The British Prime Minister Theresa May appears adamant in her quest to restrict immigration. As Home Secretary (May 2010 – July 2016), she introduced rules seeking to prevent foreign students from staying in the country after graduation, and just last month she ruled out exempting foreign students from net migration figures as part of an ongoing review of the system.
But now, business school officials are worried that all these developments will send a message to potential students from around the world, according to Bloomberg.
Britain is home to three of the top 10 MBA programmes outside the US on Bloomberg’s most recent ranking of business schools: London Business School (No. 2), the University of Oxford (No. 6), and the University of Cambridge (No. 8). These schools rely heavily on students from outside the country.
Crackdown on immigration
Brexit, which will take up to two years to fulfil once it formally begins next year, could usher in changes to the law that allows EU students to study in the country without a visa. More broadly, schools are concerned that the backlash against immigration could pressure the UK to put up barriers against all international students, including those from the EU.
It has happened before. In 2011 the government announced a tightening of visa regulations for international students. May's Home Office put those policies into effect in 2015, telling ministers that UK universities should “develop sustainable funding models that are not so dependent on international students”.
Fraudulent business programmes that abuse the system are a real concern. But the policy changes hurt British business schools' efforts to recruit international students, especially in India and China, the Chartered Association of Business Schools wrote in a report this year. Non-EU first-year students studying business and administration in the country last year dropped 8.6% to 60,190, the lowest level since 2009-10.
Students studying at business schools in the UK contribute GBP 3.25 billion (USD 4 billion) a year to the country's economy, according to the business school group. That's a fraction of the nation's economy. But GBP 2.4 billion of it, or nearly three-quarters, comes from international students.
Management schools, the training ground for the next wave of global business leaders, say the most troubling development of the vote to exit the EU is the rise of the anti-business, anti-immigration, and anti-trade sentiment itself. According to Peter Tufano, dean of Oxford’s Saïd Business School:
We have to be conscious of all the things going on in the world. [Business] doesn’t operate in a vacuum, and neither do business schools.
And it’s not just British business schools that worry. David Schmittlein, dean of the Massachusetts Institute of Technology's Sloan School of Management, said that:
CEOs are concerned about the potential for big upheaval in ways that would challenge the role of capitalism. They are equally concerned about Donald Trump and Bernie Sanders, who are coming to similar outcomes from different perspectives.

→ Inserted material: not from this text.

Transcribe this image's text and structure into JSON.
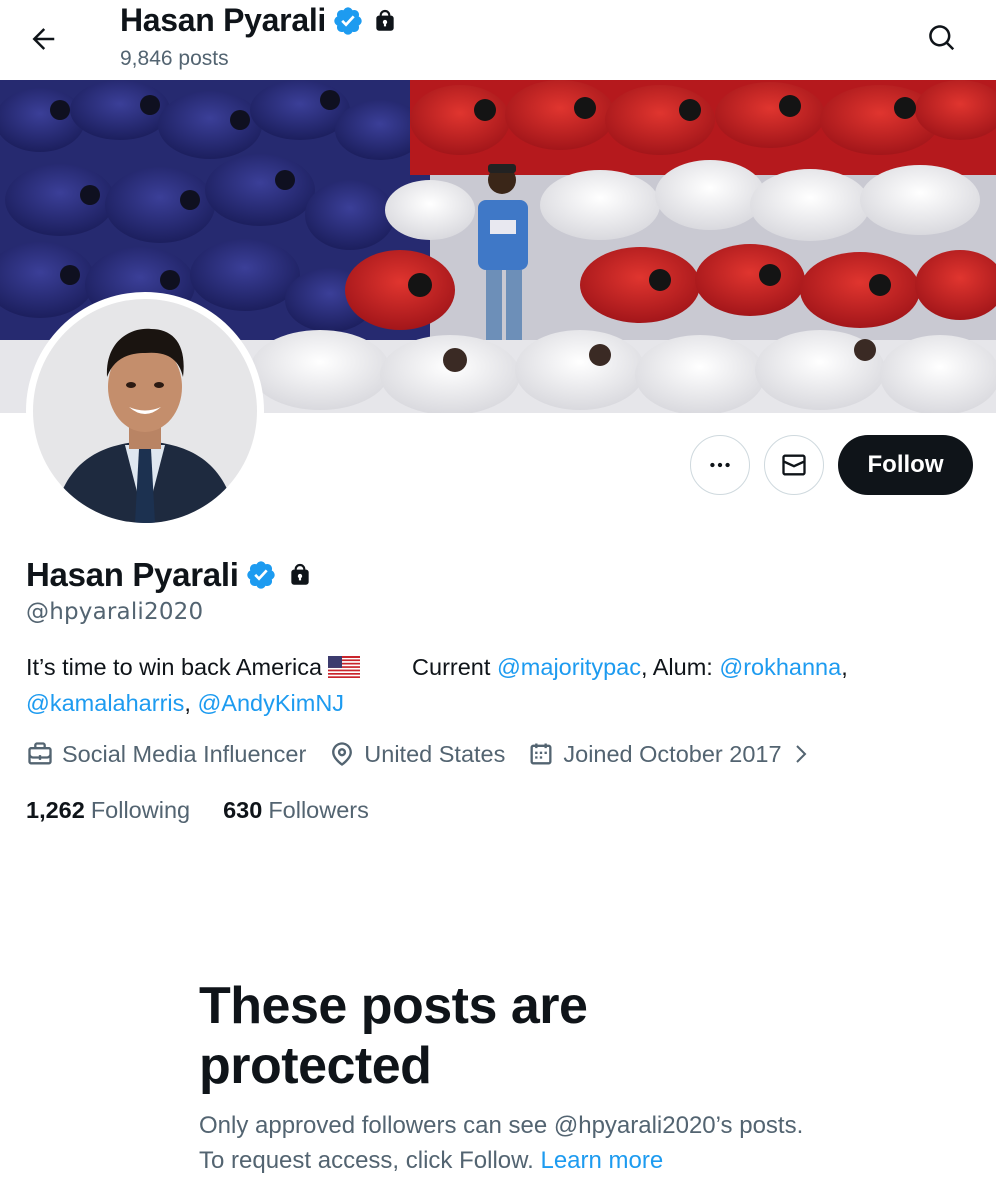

For some MBA seekers, business schools in the UK have a special allure: high-paying finance jobs in London. That appeal could lose some lustre if the industry takes a step backward. Indeed, TheCityUK lobbying group published a piece early this month that said British banks could lose GBP 40 billion in revenue if the country left the unified European market.
Faculty recruitment and funding under threat
Tufano's concerns include how Brexit will affect faculty recruitment and research funding within the UK and the EU. For instance, a weaker pound could make programmes financially more attractive to applicants but do the opposite for potential hires.
Brexit will result in the loss of EU research funds and regional development funding. That money has become more important in recent years as the UK has decreased its own funding. From 2010 to 2014, government research funding for business schools dropped 36% to GBP 13 million, even as EU research funding allocated to UK business schools jumped 22% to GBP 13.3 million. The schools take some comfort from the British government's promise to make up for the lost funding through 2020.
Andrew Likierman, dean of London Business School, told Bloomberg that he is confident the country won't do anything to push away the types of people likely to enrol in the country's elite MBA programmes. Instead, the nation's leaders want to limit immigration of unqualified and unskilled people, he said.
He said he is confident that applicants to London Business School will understand they’re still welcome in the U.K. But if schools receive fewer applicants, they won’t know until next year.
Schmittlein, of MIT's Sloan School, said that in recent months he has been watching the fear of social unrest grab the attention of executives and Sloan alumni from around the world, but he is optimistic the “louder voices” won't have a lasting impact on business education.
This isn’t the first time people have got anxious about globalisation. This is just the latest of that manifestation. What we are offering students from all over the world is to get a very global view of business. And the demand for that is not going away.